Memory is, well, so 1990s. Who needs it when we have Google, Siri and any number of services to help answer and recall everything we’ve ever perceived and wished to remember or wanted to know. Will our personal memories become another shared service served up from the “cloud”?
[div class=attrib]From the Wilson Quarterly:[end-div]
In an age when most information is just a few keystrokes away, it’s natural to wonder: Is Google weakening our powers of memory? According to psychologists Betsy Sparrow of Columbia University, Jenny Liu of the University of Wisconsin, Madison, and Daniel M. Wegner of Harvard, the Internet has not so much diminished intelligent recall as tweaked it.
The trio’s research shows what most computer users can tell you anecdotally: When you know you have the Internet at hand, your memory relaxes. In one of their experiments, 46 Harvard undergraduates were asked to answer 32 trivia questions on computers. After each one, they took a quick Stroop test, in which they were shown words printed in different colors and then asked to name the color of each word. They took more time to name the colors of Internet-related words, such as modem and browser. According to Stroop test conventions, this is because the words were related to something else that they were already thinking about—yes, they wanted to fire up Google to answer those tricky trivia questions.

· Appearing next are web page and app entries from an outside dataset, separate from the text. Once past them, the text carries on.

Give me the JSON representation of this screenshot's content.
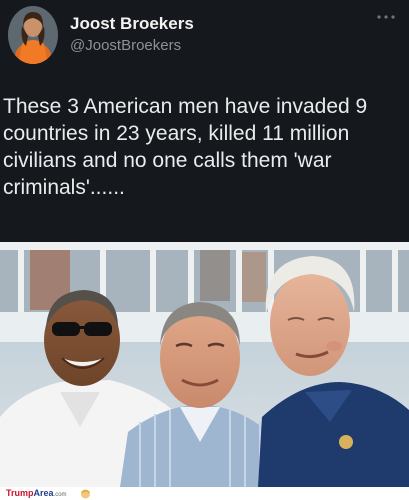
{
  "author": {
    "name": "Joost Broekers",
    "handle": "@JoostBroekers"
  },
  "header": {
    "more_icon": "ellipsis-icon",
    "more_label": "..."
  },
  "tweet": {
    "text": "These 3 American men have invaded 9 countries in 23 years, killed 11 million civilians and no one calls them 'war criminals'......"
  },
  "photo": {
    "description_icon": "photo-three-men"
  },
  "footer": {
    "brand_main": "Trump",
    "brand_sub": "Area",
    "brand_tld": ".com"
  },
  "colors": {
    "background": "#15181c",
    "text": "#e7e9ea",
    "handle": "#8b9299",
    "brand_red": "#c8102e",
    "brand_blue": "#1d3f8f"
  }
}
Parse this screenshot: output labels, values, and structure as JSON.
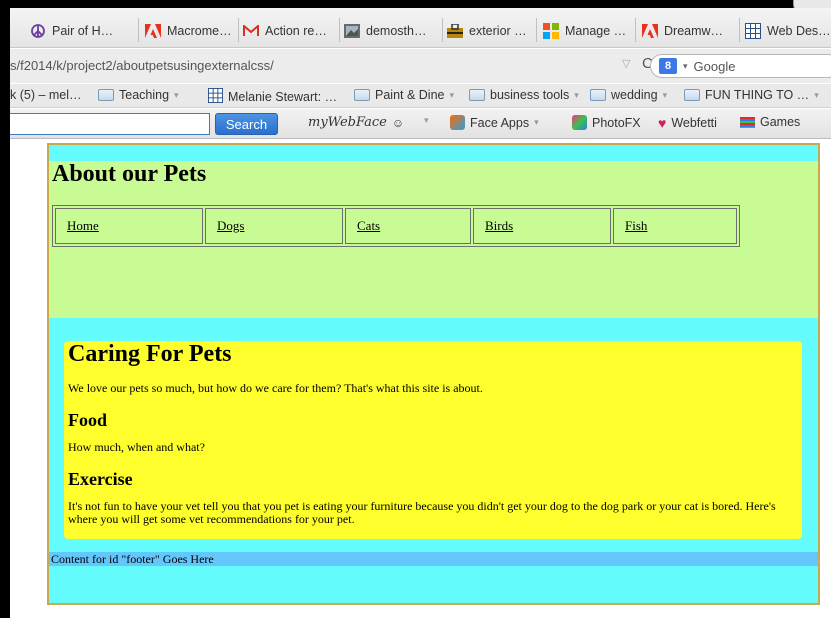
{
  "tabs": [
    {
      "label": "Pair of H…",
      "icon": "peace-icon"
    },
    {
      "label": "Macrome…",
      "icon": "adobe-icon"
    },
    {
      "label": "Action re…",
      "icon": "gmail-icon"
    },
    {
      "label": "demosth…",
      "icon": "image-icon"
    },
    {
      "label": "exterior …",
      "icon": "shop-icon"
    },
    {
      "label": "Manage …",
      "icon": "grid-icon"
    },
    {
      "label": "Dreamw…",
      "icon": "adobe-icon"
    },
    {
      "label": "Web Des…",
      "icon": "table-icon"
    }
  ],
  "address_bar": {
    "url": "s/f2014/k/project2/aboutpetsusingexternalcss/",
    "search_engine": "Google"
  },
  "bookmarks": [
    {
      "label": "k (5) – mel…",
      "has_caret": false
    },
    {
      "label": "Teaching",
      "has_caret": true
    },
    {
      "label": "Melanie Stewart: …",
      "has_caret": false
    },
    {
      "label": "Paint & Dine",
      "has_caret": true
    },
    {
      "label": "business tools",
      "has_caret": true
    },
    {
      "label": "wedding",
      "has_caret": true
    },
    {
      "label": "FUN THING TO …",
      "has_caret": true
    }
  ],
  "toolbar": {
    "search_button": "Search",
    "brand": "myWebFace",
    "items": [
      "Face Apps",
      "PhotoFX",
      "Webfetti",
      "Games"
    ]
  },
  "page": {
    "header_title": "About our Pets",
    "nav": [
      "Home",
      "Dogs",
      "Cats",
      "Birds",
      "Fish"
    ],
    "main_title": "Caring For Pets",
    "intro": "We love our pets so much, but how do we care for them? That's what this site is about.",
    "food_heading": "Food",
    "food_text": "How much, when and what?",
    "exercise_heading": "Exercise",
    "exercise_text": "It's not fun to have your vet tell you that you pet is eating your furniture because you didn't get your dog to the dog park or your cat is bored. Here's where you will get some vet recommendations for your pet.",
    "footer": "Content for id \"footer\" Goes Here"
  },
  "colors": {
    "container_bg": "#63fbfb",
    "header_bg": "#c9fb94",
    "main_bg": "#fefe2c",
    "footer_bg": "#63c7fb"
  }
}
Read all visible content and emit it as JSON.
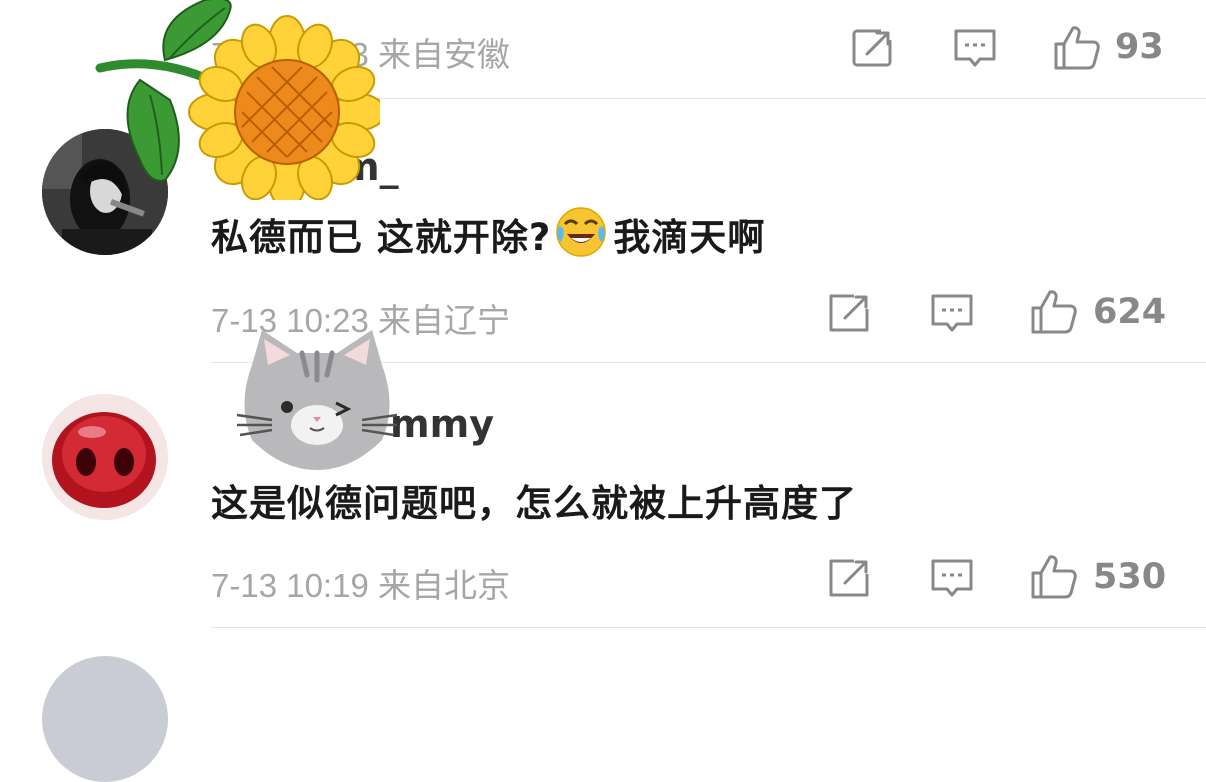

In another experiment, the authors uncovered evidence suggesting that access to computers plays a fundamental role in what people choose to commit to their God-given hard drive. Subjects were instructed to type 40 trivia-like statements into a dialog box. Half were told that the computer would erase the information and half that it would be saved. Afterward, when asked to recall the statements, the students who were told their typing would be erased remembered much more. Lacking a computer backup, they apparently committed more to memory.
[div class=attrib]Read the entire article here.[end-div]